- **Exercise aim**: Write out the full listing below exactly as given.

- **The records**:
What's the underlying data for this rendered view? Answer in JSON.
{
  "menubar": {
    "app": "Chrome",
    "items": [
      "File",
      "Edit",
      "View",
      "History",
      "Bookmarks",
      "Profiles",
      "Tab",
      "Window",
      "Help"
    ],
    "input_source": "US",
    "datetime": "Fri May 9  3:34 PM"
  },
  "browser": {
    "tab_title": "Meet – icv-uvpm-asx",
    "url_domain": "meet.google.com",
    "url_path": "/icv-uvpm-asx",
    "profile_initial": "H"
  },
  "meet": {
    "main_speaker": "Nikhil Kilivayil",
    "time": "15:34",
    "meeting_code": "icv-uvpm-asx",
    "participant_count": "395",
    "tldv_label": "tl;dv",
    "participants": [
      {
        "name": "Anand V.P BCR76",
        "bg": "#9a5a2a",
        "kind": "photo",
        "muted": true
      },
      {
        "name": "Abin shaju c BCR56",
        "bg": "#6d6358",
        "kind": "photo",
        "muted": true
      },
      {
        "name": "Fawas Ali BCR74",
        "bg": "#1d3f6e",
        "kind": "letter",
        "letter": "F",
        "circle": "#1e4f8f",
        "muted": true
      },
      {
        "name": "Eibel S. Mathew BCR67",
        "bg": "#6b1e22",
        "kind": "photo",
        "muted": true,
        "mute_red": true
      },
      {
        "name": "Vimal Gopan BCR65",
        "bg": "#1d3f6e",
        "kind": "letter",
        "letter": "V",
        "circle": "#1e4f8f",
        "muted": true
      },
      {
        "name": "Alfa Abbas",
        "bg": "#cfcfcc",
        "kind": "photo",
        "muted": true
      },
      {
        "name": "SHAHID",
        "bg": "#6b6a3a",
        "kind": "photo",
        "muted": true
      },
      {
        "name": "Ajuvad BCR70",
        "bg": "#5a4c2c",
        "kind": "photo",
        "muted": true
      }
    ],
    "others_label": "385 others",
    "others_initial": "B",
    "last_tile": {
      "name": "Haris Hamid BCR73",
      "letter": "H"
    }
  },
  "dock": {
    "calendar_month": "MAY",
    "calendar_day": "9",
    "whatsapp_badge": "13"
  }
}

- **Answer box**:
What's the underlying data for this rendered view? Answer in JSON.
{
  "menubar": {
    "app": "Chrome",
    "items": [
      "File",
      "Edit",
      "View",
      "History",
      "Bookmarks",
      "Profiles",
      "Tab",
      "Window",
      "Help"
    ],
    "input_source": "US",
    "datetime": "Fri May 9  3:34 PM"
  },
  "browser": {
    "tab_title": "Meet – icv-uvpm-asx",
    "url_domain": "meet.google.com",
    "url_path": "/icv-uvpm-asx",
    "profile_initial": "H"
  },
  "meet": {
    "main_speaker": "Nikhil Kilivayil",
    "time": "15:34",
    "meeting_code": "icv-uvpm-asx",
    "participant_count": "395",
    "tldv_label": "tl;dv",
    "participants": [
      {
        "name": "Anand V.P BCR76",
        "bg": "#9a5a2a",
        "kind": "photo",
        "muted": true
      },
      {
        "name": "Abin shaju c BCR56",
        "bg": "#6d6358",
        "kind": "photo",
        "muted": true
      },
      {
        "name": "Fawas Ali BCR74",
        "bg": "#1d3f6e",
        "kind": "letter",
        "letter": "F",
        "circle": "#1e4f8f",
        "muted": true
      },
      {
        "name": "Eibel S. Mathew BCR67",
        "bg": "#6b1e22",
        "kind": "photo",
        "muted": true,
        "mute_red": true
      },
      {
        "name": "Vimal Gopan BCR65",
        "bg": "#1d3f6e",
        "kind": "letter",
        "letter": "V",
        "circle": "#1e4f8f",
        "muted": true
      },
      {
        "name": "Alfa Abbas",
        "bg": "#cfcfcc",
        "kind": "photo",
        "muted": true
      },
      {
        "name": "SHAHID",
        "bg": "#6b6a3a",
        "kind": "photo",
        "muted": true
      },
      {
        "name": "Ajuvad BCR70",
        "bg": "#5a4c2c",
        "kind": "photo",
        "muted": true
      }
    ],
    "others_label": "385 others",
    "others_initial": "B",
    "last_tile": {
      "name": "Haris Hamid BCR73",
      "letter": "H"
    }
  },
  "dock": {
    "calendar_month": "MAY",
    "calendar_day": "9",
    "whatsapp_badge": "13"
  }
}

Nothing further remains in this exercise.